## [AIM OF THE EXERCISE]
Retrieve every line of the data holding the word "yene".

[Dataset rows for apps and sites]
++++

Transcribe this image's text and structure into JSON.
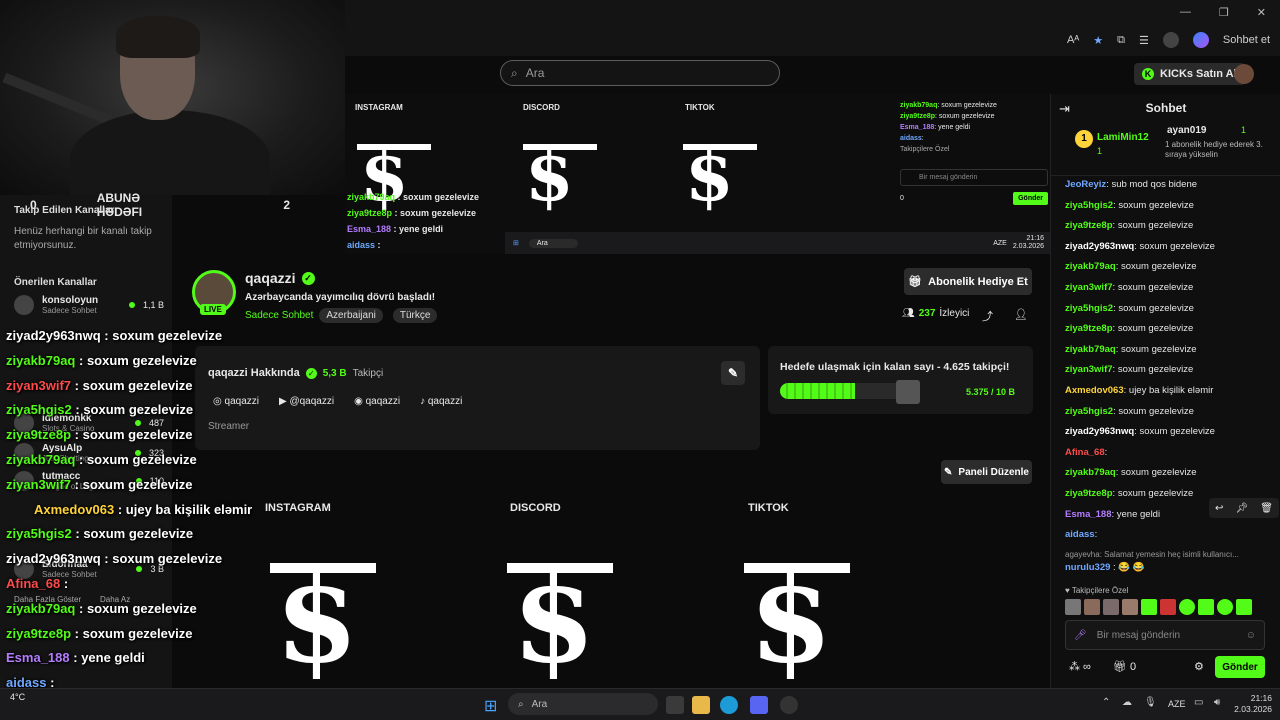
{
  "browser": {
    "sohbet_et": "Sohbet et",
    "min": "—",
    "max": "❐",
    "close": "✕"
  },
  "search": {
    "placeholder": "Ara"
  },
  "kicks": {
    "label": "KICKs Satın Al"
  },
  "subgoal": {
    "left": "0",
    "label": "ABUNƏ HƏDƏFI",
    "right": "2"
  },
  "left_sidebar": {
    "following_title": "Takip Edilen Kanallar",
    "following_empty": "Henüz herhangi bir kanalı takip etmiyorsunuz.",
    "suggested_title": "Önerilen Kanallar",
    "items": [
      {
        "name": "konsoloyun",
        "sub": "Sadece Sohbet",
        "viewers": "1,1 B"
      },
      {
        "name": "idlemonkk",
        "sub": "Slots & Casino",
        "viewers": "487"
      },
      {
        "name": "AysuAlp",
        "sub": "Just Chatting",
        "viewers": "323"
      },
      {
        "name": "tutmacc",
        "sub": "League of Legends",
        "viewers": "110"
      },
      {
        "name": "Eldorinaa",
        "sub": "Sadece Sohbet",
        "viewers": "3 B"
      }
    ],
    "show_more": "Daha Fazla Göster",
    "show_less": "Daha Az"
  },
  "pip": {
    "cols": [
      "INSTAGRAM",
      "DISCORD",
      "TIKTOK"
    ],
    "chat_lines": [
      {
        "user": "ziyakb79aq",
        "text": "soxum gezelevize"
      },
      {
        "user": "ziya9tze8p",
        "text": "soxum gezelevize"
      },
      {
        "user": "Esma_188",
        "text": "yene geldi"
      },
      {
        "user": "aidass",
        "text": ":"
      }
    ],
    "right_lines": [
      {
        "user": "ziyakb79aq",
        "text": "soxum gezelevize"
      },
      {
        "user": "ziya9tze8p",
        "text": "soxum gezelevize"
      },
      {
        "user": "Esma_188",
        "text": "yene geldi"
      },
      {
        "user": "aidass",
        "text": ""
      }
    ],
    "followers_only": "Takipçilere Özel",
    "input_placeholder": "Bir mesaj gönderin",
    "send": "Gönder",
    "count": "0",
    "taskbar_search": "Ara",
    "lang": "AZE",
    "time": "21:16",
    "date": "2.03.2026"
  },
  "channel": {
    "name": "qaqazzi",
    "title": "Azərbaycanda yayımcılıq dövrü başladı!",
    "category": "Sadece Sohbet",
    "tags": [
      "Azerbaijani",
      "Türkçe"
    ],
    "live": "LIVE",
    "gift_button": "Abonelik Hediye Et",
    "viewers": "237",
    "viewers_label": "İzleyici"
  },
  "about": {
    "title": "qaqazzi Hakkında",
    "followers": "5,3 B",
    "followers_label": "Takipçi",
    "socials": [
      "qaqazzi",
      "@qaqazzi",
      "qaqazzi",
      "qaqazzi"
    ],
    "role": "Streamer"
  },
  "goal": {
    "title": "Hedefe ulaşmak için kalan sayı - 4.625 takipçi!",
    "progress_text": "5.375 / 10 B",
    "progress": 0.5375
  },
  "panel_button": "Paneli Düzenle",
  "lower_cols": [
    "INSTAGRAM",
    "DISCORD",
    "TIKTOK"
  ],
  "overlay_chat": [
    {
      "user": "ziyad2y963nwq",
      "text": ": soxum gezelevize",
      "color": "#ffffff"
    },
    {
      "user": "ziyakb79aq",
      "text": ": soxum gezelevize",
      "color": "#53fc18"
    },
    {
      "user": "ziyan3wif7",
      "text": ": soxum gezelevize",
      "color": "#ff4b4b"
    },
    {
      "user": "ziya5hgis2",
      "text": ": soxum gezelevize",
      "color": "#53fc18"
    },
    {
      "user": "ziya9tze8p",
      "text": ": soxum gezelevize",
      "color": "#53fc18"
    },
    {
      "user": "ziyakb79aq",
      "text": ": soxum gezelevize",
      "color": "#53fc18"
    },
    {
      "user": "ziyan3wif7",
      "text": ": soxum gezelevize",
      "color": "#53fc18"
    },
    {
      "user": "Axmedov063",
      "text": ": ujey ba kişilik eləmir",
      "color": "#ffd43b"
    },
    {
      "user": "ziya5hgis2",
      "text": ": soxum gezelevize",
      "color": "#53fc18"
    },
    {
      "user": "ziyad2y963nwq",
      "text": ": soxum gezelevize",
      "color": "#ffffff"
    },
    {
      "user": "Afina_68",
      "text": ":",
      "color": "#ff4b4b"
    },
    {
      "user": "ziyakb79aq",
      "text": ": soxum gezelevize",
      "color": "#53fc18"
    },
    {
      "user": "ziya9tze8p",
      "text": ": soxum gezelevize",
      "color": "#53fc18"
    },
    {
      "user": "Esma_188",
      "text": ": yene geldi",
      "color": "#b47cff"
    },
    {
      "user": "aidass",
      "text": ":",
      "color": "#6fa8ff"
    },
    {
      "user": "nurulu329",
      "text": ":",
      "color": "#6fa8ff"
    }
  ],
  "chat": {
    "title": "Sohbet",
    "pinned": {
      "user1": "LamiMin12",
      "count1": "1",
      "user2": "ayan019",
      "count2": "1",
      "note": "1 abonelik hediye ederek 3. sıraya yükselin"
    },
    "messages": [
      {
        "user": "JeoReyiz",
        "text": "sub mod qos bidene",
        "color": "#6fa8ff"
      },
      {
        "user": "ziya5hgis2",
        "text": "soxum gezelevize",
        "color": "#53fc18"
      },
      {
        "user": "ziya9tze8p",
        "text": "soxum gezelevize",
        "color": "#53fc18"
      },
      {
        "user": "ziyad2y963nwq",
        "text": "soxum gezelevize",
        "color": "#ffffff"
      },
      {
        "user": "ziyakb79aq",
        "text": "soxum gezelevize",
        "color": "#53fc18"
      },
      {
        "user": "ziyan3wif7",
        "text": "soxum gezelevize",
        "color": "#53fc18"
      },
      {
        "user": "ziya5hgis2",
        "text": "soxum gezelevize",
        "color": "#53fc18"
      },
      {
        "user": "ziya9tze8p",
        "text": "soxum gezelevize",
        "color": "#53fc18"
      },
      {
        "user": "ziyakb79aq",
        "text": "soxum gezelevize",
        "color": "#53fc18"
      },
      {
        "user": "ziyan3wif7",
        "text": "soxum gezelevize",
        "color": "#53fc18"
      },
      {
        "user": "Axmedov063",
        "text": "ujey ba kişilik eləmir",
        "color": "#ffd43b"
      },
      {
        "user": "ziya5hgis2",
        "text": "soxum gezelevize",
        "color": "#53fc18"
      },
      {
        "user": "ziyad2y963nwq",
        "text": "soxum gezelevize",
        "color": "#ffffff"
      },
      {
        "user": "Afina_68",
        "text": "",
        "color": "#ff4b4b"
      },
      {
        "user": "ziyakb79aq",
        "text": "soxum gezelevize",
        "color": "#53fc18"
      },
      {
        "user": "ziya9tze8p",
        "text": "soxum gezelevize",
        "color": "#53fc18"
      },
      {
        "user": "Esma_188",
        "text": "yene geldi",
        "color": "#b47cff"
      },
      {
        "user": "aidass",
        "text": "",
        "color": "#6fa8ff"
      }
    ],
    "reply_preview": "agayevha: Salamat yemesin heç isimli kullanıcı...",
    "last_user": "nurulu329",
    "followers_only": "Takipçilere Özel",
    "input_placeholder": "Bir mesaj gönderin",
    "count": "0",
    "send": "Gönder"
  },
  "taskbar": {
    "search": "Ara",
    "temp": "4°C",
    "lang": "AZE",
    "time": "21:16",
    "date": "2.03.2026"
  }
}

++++

## [OUTPUT BELOW]
        "text": "yene geldi"
        "text": "yene geldi"
      "text": ": yene geldi",
        "text": "yene geldi",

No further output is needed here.